Stored dataset items
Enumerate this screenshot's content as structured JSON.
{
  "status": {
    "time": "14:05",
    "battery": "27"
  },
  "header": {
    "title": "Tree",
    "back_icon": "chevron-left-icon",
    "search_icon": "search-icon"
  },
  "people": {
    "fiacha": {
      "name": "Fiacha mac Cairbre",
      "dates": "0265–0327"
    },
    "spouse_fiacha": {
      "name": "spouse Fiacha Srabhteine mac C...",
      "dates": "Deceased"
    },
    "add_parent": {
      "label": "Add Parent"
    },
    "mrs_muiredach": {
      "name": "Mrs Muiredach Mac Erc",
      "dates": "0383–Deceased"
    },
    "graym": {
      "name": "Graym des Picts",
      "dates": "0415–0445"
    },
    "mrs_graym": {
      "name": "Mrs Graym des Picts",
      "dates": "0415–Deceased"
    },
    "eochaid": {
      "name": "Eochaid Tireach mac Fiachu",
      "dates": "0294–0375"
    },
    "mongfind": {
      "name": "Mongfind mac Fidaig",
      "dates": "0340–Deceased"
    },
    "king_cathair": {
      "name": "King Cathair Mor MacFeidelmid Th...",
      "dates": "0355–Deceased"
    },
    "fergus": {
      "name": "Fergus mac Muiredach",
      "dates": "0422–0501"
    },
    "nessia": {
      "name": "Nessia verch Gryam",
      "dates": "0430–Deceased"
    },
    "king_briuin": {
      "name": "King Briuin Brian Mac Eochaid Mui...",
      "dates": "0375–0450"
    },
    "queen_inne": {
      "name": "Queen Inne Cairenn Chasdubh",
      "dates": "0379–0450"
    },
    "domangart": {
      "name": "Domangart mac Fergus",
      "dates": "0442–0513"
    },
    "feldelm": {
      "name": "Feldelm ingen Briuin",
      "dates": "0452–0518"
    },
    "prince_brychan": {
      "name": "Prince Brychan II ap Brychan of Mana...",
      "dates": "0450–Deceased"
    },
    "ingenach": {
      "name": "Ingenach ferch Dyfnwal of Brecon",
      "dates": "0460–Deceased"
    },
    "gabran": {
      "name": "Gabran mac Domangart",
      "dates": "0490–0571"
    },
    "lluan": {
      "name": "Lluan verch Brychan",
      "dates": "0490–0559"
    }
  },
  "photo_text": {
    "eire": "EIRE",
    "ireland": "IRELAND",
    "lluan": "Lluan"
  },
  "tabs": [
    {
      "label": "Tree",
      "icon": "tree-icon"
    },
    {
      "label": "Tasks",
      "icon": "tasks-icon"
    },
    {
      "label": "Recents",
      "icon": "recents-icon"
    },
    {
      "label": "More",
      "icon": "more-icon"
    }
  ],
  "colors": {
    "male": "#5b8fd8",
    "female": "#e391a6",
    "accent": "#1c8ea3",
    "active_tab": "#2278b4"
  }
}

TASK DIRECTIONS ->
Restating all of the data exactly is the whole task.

YOUR SOLUTION ->
Enumerate this screenshot's content as structured JSON.
{
  "status": {
    "time": "14:05",
    "battery": "27"
  },
  "header": {
    "title": "Tree",
    "back_icon": "chevron-left-icon",
    "search_icon": "search-icon"
  },
  "people": {
    "fiacha": {
      "name": "Fiacha mac Cairbre",
      "dates": "0265–0327"
    },
    "spouse_fiacha": {
      "name": "spouse Fiacha Srabhteine mac C...",
      "dates": "Deceased"
    },
    "add_parent": {
      "label": "Add Parent"
    },
    "mrs_muiredach": {
      "name": "Mrs Muiredach Mac Erc",
      "dates": "0383–Deceased"
    },
    "graym": {
      "name": "Graym des Picts",
      "dates": "0415–0445"
    },
    "mrs_graym": {
      "name": "Mrs Graym des Picts",
      "dates": "0415–Deceased"
    },
    "eochaid": {
      "name": "Eochaid Tireach mac Fiachu",
      "dates": "0294–0375"
    },
    "mongfind": {
      "name": "Mongfind mac Fidaig",
      "dates": "0340–Deceased"
    },
    "king_cathair": {
      "name": "King Cathair Mor MacFeidelmid Th...",
      "dates": "0355–Deceased"
    },
    "fergus": {
      "name": "Fergus mac Muiredach",
      "dates": "0422–0501"
    },
    "nessia": {
      "name": "Nessia verch Gryam",
      "dates": "0430–Deceased"
    },
    "king_briuin": {
      "name": "King Briuin Brian Mac Eochaid Mui...",
      "dates": "0375–0450"
    },
    "queen_inne": {
      "name": "Queen Inne Cairenn Chasdubh",
      "dates": "0379–0450"
    },
    "domangart": {
      "name": "Domangart mac Fergus",
      "dates": "0442–0513"
    },
    "feldelm": {
      "name": "Feldelm ingen Briuin",
      "dates": "0452–0518"
    },
    "prince_brychan": {
      "name": "Prince Brychan II ap Brychan of Mana...",
      "dates": "0450–Deceased"
    },
    "ingenach": {
      "name": "Ingenach ferch Dyfnwal of Brecon",
      "dates": "0460–Deceased"
    },
    "gabran": {
      "name": "Gabran mac Domangart",
      "dates": "0490–0571"
    },
    "lluan": {
      "name": "Lluan verch Brychan",
      "dates": "0490–0559"
    }
  },
  "photo_text": {
    "eire": "EIRE",
    "ireland": "IRELAND",
    "lluan": "Lluan"
  },
  "tabs": [
    {
      "label": "Tree",
      "icon": "tree-icon"
    },
    {
      "label": "Tasks",
      "icon": "tasks-icon"
    },
    {
      "label": "Recents",
      "icon": "recents-icon"
    },
    {
      "label": "More",
      "icon": "more-icon"
    }
  ],
  "colors": {
    "male": "#5b8fd8",
    "female": "#e391a6",
    "accent": "#1c8ea3",
    "active_tab": "#2278b4"
  }
}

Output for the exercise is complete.